## Directions for this task
Show each line of the data below in which "header" occurs.

── Provided data

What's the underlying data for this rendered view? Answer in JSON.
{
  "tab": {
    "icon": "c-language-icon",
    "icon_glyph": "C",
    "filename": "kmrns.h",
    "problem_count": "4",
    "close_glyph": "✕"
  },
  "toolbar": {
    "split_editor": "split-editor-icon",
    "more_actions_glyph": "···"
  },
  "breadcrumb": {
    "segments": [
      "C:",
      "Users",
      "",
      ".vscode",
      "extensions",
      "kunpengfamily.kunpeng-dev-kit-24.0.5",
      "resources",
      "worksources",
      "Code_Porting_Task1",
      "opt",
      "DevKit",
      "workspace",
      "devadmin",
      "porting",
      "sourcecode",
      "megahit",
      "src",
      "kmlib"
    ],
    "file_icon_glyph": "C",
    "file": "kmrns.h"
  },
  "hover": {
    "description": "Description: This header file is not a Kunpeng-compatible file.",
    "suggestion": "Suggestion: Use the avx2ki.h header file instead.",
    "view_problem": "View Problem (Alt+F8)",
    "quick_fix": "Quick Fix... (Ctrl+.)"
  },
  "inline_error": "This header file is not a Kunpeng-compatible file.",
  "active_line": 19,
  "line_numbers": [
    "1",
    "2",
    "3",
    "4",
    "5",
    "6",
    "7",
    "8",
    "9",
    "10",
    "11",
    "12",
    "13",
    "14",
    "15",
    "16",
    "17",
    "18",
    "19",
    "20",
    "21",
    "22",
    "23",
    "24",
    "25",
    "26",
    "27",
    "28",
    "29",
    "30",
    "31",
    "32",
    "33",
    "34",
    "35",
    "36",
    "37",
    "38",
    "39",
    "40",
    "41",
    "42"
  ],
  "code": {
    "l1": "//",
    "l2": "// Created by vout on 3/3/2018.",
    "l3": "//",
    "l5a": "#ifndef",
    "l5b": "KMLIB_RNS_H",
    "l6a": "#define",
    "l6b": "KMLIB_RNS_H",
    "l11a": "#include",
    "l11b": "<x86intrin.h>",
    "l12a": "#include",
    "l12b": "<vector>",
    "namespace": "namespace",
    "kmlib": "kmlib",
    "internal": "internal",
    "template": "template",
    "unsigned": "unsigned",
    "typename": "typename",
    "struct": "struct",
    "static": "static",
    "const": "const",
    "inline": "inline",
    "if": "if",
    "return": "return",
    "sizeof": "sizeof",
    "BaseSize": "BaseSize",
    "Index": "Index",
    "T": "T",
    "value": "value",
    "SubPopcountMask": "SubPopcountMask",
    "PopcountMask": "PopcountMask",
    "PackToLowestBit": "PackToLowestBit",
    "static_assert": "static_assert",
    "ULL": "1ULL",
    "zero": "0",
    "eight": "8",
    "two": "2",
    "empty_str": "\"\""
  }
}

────

## Response area
    "description": "Description: This header file is not a Kunpeng-compatible file.",
    "suggestion": "Suggestion: Use the avx2ki.h header file instead.",
  "inline_error": "This header file is not a Kunpeng-compatible file.",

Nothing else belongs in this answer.